▶ [Task directions]: Across the listing below, count the lines that mention the string "June". Reply with the figure only.

▶ [Given data]:
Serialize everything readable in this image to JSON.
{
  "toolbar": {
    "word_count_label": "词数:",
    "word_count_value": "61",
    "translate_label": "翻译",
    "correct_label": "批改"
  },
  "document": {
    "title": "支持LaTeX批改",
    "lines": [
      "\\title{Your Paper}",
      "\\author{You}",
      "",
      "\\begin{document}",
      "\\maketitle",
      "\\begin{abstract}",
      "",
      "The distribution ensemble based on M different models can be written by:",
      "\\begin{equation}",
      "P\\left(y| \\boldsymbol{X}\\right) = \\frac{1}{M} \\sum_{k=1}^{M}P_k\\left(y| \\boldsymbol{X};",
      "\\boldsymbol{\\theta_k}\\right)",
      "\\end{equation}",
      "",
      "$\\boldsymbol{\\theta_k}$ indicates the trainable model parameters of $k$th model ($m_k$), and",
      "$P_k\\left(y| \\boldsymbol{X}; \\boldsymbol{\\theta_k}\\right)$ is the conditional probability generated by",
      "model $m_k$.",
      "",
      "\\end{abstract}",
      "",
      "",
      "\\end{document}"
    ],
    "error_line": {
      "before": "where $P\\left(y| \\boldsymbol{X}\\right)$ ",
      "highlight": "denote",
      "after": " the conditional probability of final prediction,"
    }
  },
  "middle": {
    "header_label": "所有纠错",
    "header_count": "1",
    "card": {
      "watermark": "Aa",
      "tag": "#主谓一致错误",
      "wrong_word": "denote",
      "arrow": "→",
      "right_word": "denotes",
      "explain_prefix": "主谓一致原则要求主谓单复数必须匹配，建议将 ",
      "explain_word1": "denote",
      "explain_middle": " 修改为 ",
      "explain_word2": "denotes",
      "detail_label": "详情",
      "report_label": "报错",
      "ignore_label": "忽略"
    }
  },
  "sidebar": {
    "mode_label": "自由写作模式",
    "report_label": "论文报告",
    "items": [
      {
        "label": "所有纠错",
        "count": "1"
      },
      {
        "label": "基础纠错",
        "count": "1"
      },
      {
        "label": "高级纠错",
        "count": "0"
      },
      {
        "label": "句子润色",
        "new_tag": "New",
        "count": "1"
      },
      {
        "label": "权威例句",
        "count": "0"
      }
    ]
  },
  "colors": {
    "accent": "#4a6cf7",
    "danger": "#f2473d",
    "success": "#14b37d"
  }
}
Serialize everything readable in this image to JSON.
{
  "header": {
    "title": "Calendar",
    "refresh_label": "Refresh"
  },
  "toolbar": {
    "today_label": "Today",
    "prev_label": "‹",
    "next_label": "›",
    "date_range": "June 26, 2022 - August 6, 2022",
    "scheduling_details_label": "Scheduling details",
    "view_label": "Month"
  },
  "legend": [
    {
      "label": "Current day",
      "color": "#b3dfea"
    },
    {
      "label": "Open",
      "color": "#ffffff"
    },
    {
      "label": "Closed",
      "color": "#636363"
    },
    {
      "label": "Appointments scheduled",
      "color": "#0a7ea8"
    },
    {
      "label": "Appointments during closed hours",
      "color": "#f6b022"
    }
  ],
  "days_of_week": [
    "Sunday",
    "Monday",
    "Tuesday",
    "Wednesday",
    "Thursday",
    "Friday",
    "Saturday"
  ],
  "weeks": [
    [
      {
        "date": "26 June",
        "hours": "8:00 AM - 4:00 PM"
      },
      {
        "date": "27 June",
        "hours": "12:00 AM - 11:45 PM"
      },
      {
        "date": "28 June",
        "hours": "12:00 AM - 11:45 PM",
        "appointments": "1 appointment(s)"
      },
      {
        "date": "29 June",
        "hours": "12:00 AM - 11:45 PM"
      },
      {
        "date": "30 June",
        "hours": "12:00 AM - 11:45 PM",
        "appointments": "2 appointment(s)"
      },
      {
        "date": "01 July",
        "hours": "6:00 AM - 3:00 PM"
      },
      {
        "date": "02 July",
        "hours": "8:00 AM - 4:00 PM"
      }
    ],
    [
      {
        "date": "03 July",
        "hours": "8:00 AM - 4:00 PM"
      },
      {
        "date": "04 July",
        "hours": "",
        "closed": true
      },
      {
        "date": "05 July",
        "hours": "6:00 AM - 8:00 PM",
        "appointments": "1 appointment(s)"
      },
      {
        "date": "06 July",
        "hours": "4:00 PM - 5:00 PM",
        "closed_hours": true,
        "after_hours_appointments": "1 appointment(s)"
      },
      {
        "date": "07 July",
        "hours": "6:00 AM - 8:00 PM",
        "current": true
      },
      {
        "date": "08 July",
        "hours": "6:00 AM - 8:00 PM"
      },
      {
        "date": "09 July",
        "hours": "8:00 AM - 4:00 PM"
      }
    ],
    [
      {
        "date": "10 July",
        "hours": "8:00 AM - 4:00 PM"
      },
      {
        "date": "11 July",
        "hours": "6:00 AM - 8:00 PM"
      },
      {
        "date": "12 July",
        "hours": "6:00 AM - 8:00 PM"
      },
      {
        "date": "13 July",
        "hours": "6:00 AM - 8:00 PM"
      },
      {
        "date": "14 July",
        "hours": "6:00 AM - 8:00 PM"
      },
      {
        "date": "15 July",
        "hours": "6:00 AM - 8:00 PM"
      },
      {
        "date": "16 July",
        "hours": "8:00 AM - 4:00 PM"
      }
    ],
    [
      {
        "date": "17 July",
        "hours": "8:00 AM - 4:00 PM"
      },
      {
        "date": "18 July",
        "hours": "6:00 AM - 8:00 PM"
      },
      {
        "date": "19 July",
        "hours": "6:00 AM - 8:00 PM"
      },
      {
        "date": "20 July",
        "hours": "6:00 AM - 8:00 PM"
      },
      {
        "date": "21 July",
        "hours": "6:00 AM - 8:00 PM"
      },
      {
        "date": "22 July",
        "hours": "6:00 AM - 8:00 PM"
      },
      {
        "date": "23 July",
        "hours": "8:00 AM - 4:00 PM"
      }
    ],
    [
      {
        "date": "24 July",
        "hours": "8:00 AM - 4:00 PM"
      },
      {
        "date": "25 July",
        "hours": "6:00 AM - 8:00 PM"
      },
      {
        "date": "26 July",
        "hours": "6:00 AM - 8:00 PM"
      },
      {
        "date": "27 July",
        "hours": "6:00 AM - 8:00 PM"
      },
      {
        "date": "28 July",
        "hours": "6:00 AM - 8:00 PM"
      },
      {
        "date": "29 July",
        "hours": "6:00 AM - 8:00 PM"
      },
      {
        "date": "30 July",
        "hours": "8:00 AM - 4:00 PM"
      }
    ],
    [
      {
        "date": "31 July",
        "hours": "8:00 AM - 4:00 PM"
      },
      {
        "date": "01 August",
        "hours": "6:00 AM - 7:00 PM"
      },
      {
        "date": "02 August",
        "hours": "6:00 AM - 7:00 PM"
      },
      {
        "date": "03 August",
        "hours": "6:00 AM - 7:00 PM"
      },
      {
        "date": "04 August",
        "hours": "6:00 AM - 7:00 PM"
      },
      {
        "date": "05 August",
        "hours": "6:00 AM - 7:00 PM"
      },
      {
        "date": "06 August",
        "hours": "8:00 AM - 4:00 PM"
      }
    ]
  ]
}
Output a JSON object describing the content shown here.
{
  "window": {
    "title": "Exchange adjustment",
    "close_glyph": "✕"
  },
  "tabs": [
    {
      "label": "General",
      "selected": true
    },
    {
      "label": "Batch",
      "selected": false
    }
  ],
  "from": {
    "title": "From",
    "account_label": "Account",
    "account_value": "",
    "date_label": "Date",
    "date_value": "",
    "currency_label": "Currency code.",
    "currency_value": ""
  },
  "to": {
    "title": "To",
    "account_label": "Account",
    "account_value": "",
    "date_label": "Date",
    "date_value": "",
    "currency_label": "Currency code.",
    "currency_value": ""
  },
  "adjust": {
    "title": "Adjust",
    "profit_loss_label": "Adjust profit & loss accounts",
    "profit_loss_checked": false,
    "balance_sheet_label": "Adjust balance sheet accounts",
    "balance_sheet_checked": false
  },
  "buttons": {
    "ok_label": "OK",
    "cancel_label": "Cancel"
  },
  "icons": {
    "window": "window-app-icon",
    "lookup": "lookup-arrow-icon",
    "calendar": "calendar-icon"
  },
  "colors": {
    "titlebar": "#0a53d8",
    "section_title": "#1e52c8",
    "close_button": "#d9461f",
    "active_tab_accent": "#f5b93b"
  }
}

▶ [Answer to this task]: 6